Vukile Property Fund bullish about retail sector

Vukile Property Fund says people still enjoy the experiential nature of physical retail, thus putting the company in a strong position for the future.

Vukile owned Los Arcos centre in Seville Spain

“As lockdowns lightened, customers flocked back to our malls”, reports CEO, Laurence Rapp.

“Sales rebounded even faster than footfall, continuing the trend of bigger shopping basket sizes with less frequent visits and more focused shopping.”

In its financial results, the company reveals that rural and township malls show consistent outperformance on both sales and footfall.

Value shopping centres with large exposure to grocers and essential services did well during lockdown levels, with strong sustainable sales growth.

However, commuter centres remain under pressure with reduced sales and footfall, points out Rapp. Commuter centres generally incorporate or are near commuter facilities like taxi ranks, bus stations and train stations, or a combination of these.

“Regional malls are the largest contributor to softer sales and footfall in the portfolio, with value, community and neighbourhood centres showing consistent improved performance.”

A regional mall has the significant size, retail variety, access and appeal to attract customers from a wider radius (region) beyond its location.

Laurence Rapp

In South Africa and Spain, the fund offered around R467m of rental relief to help its tenants sustain their businesses.

Rapp says Vukile’s Southern Africa portfolio showed sustained performance with improvements in key operating metrics.

Like-for-like trading density grew by 1.7%, rent collection was 98%, vacancies reached 3.2%, with retail retention rate at 90%. The fund has quality tenants and 80% of these are national retailers.
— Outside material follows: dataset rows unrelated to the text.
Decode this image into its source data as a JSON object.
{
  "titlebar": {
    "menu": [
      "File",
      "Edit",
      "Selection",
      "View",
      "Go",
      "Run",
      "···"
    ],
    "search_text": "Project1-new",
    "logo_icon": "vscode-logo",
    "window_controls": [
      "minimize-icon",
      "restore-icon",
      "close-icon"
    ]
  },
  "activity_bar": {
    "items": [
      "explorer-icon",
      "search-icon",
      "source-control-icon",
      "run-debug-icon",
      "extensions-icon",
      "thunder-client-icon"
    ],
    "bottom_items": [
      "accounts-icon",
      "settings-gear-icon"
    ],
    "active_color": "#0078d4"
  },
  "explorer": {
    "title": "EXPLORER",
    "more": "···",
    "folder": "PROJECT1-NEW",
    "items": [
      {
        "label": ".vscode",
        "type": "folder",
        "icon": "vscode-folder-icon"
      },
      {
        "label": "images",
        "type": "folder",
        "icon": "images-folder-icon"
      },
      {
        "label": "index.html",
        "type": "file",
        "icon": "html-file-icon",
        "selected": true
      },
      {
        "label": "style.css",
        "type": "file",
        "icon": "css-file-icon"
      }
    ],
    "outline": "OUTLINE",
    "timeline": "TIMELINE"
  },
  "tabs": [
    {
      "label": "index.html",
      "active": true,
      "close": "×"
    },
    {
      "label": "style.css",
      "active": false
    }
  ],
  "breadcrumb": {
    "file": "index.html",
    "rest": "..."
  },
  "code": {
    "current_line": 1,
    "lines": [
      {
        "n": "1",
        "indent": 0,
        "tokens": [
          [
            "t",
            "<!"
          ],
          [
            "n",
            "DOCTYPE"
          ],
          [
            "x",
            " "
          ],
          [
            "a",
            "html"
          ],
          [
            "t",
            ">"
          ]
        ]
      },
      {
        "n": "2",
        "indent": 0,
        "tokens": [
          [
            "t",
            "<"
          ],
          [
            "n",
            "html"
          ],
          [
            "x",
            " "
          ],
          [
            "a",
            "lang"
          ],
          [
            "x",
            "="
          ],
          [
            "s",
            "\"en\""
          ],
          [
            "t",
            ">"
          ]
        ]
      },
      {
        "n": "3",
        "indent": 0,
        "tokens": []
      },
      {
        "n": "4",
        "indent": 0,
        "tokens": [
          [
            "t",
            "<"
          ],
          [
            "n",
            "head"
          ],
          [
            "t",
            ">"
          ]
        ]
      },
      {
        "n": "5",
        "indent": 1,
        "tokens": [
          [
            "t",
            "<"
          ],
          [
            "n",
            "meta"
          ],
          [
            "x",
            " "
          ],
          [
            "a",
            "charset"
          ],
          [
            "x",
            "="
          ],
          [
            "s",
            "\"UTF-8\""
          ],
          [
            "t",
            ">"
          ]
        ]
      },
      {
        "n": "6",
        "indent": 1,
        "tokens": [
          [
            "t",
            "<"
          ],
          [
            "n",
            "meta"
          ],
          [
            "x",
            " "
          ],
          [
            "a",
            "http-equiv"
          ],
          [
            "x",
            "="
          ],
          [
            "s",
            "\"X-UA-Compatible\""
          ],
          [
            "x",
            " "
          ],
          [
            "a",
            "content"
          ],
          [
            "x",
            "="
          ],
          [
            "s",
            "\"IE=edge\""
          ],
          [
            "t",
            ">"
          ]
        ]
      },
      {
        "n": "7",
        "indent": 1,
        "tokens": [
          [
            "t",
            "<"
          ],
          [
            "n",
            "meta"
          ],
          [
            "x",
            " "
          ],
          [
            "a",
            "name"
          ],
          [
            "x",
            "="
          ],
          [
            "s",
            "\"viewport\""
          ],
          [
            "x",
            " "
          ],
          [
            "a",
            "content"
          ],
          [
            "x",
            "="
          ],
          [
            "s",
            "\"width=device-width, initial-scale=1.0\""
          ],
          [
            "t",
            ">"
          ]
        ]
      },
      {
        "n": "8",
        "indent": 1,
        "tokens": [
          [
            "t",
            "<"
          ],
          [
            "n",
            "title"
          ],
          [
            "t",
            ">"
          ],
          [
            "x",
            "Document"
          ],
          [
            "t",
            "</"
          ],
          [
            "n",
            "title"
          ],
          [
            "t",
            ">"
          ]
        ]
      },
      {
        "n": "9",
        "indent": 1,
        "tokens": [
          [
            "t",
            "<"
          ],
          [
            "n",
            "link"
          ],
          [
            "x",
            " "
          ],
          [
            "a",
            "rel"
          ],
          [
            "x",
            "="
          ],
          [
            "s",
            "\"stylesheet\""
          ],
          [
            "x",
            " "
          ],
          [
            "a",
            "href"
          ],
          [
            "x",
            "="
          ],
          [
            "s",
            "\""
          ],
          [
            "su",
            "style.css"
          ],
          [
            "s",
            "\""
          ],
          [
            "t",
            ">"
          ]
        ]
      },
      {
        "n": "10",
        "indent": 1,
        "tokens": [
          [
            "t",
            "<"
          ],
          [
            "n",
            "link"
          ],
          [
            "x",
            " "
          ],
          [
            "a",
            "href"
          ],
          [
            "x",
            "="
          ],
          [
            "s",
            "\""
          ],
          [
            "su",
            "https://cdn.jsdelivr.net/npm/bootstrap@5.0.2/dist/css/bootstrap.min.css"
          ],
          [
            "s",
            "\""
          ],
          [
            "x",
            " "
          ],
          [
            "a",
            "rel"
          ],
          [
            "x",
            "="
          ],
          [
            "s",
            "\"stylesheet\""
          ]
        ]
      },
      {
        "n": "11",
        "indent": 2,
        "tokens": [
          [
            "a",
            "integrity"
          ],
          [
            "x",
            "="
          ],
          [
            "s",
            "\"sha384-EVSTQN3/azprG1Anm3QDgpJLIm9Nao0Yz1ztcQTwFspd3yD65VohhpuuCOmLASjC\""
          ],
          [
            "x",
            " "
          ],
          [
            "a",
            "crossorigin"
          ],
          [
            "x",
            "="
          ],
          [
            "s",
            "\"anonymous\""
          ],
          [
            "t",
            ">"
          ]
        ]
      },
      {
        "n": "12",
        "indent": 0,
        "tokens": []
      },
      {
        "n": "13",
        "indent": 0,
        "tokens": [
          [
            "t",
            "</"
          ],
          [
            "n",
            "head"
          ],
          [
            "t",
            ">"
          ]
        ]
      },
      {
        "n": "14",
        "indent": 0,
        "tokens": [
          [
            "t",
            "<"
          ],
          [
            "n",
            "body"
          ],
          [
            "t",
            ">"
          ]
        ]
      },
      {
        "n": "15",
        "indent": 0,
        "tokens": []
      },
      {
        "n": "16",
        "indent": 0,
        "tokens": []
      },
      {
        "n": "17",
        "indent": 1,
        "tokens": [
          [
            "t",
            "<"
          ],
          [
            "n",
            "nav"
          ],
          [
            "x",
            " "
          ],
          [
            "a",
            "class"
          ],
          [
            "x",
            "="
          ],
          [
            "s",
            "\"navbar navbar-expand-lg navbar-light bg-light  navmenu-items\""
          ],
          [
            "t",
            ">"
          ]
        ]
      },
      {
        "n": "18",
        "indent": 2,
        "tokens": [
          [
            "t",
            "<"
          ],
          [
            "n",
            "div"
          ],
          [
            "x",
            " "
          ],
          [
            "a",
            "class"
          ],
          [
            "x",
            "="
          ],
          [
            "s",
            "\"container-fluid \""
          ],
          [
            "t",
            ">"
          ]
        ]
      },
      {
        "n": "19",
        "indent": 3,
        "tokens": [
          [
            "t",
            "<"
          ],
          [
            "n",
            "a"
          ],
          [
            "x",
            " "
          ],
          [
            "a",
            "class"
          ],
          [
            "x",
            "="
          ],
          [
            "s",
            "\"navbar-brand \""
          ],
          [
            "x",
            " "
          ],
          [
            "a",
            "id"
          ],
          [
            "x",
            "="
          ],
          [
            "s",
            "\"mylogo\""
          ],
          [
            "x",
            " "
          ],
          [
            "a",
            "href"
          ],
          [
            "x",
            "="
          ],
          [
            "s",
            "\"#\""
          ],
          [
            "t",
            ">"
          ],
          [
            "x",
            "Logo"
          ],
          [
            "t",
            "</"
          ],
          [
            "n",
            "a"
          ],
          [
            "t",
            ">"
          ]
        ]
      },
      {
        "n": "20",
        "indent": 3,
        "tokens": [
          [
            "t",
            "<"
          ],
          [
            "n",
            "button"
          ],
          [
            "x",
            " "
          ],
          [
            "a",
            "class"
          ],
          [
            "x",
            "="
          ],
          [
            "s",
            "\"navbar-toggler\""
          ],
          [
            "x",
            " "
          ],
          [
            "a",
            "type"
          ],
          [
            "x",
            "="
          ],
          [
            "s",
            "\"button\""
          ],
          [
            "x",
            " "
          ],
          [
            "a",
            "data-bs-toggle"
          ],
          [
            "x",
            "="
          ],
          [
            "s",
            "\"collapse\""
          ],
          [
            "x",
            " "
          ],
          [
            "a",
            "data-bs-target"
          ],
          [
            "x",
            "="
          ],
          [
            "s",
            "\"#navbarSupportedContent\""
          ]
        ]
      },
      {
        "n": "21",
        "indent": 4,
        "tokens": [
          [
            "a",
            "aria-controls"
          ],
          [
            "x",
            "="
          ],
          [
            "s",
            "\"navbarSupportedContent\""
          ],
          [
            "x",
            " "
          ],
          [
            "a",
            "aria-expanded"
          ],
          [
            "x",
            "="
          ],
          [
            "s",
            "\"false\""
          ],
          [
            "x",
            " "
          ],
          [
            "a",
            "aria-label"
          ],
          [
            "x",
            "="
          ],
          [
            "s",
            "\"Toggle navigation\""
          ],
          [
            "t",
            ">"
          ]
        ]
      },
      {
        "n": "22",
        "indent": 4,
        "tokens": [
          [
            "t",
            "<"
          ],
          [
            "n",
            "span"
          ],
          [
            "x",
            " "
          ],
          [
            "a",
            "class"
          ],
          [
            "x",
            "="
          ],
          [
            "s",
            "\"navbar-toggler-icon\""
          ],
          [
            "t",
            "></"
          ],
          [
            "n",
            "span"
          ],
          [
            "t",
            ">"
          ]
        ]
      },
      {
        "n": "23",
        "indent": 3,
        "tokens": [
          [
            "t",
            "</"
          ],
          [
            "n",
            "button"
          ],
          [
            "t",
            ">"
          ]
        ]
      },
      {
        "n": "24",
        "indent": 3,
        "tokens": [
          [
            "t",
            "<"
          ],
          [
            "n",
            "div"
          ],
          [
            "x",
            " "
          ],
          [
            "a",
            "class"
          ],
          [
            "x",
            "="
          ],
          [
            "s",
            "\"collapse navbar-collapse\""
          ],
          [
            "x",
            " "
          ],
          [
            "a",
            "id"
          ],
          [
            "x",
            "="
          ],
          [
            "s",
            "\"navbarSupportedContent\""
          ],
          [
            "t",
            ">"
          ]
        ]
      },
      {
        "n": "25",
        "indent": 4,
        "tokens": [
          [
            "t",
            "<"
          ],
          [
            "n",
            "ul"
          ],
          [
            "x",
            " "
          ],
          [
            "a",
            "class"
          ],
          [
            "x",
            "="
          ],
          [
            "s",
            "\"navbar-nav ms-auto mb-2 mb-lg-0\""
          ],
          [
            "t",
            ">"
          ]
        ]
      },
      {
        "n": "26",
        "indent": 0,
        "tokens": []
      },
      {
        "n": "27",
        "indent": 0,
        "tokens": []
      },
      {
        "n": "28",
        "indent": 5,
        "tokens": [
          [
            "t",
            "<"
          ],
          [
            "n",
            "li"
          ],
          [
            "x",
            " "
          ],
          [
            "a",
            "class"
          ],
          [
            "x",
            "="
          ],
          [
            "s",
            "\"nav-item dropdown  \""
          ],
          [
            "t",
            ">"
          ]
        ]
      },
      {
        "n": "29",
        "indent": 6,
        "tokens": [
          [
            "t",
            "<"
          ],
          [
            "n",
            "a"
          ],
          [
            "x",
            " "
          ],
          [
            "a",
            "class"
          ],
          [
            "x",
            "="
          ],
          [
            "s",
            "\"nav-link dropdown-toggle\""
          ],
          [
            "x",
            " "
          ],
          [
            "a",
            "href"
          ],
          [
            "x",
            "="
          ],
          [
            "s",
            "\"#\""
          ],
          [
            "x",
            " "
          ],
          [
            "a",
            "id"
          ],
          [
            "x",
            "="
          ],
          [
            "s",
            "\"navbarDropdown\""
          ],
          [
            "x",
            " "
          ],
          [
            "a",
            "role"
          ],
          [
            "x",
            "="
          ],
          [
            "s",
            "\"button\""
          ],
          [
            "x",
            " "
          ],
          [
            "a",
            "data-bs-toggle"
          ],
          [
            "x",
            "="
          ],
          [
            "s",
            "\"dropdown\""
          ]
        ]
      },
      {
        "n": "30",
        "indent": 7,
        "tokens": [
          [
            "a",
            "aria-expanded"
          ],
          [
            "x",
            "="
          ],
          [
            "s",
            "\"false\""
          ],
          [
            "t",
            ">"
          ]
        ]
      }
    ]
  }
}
According to Rapp, there is a growing demand for unlisted retailers in rural and township malls. Retailers such as Power Fashion, Studio 88, OBC Chicken, and Pedros Chicken, among others, continue to open new stores.

Spanish vacancies were 1.7%, rent collection rate was more than at 95%, with 94% of retail space let to national and international tenants.

Rapp says supermarket, DIY, household goods, and sports have been the best-performing sectors since the start of the pandemic.

“Bricks and mortar remain critical in omnichannel strategy (online and offline), with 60% of our retailers planning to invest in improving their physical stores. Another 84% believe their customers prefer physical stores vs online shopping.”

Vukile has assets valued at R33.6bn, which include South Africa (49%) and Spain (51%), through its 82.5% held Madrid-listed subsidiary, Castellana Property Socimi.

For the period ended 31 March 2021, Vukile declared a cash dividend of 101.04 cents per share to be paid out in July 2021.

The company reduced its debt by R3.1bn during the year, primarily due to the sale of Atlantic leaf (R1.1bn), asset sales (R231m), and the rand recovery against the euro (R1.8bn).

Vukile performed admirably, ensuring operational excellence and balance sheet strength. We are emerging from the pandemic in a robust financial position with a strong operating platform.”

Changing retail landscape

Rapp says that Vukile’s core competency in active asset management and growing capability in data-driven customer centricity places it advantageously for the structural shifts in retail that have accelerated over the past year.

Bloemfontein Plaza

“Retail is more exciting and dynamic than it has ever been, and has become a major source of innovation. Malls are changing and finding ways to stay relevant and be even more enticing.”

While the future of retail will be both online and offline, it will be singularly customer-driven. To this end, Vukile has invested R22m in its in-mall Wi-Fi network, currently available in 16 malls, with nearly four million registered users.

Vukile has also launched its Waya Waya app and is reaping the rewards of its investment in Fetch, a geolocation data service. An internal team will analyse data from the Fetch and Wi-Fi customer base to devise new strategies that add value to tenants.

“We predict that retail will become an operating asset class and not just provide a physical space to shop. Understanding big data is an important trend going forward. Happy tenants equals more demand for space, and future growth in value for retail assets,” he adds.

Edited by Gudrun Kaiser

The views and opinions expressed in this article are those of the author and do not necessarily reflect the views of Safrea or its members.


Leave a Reply

Your email address will not be published. Required fields are marked *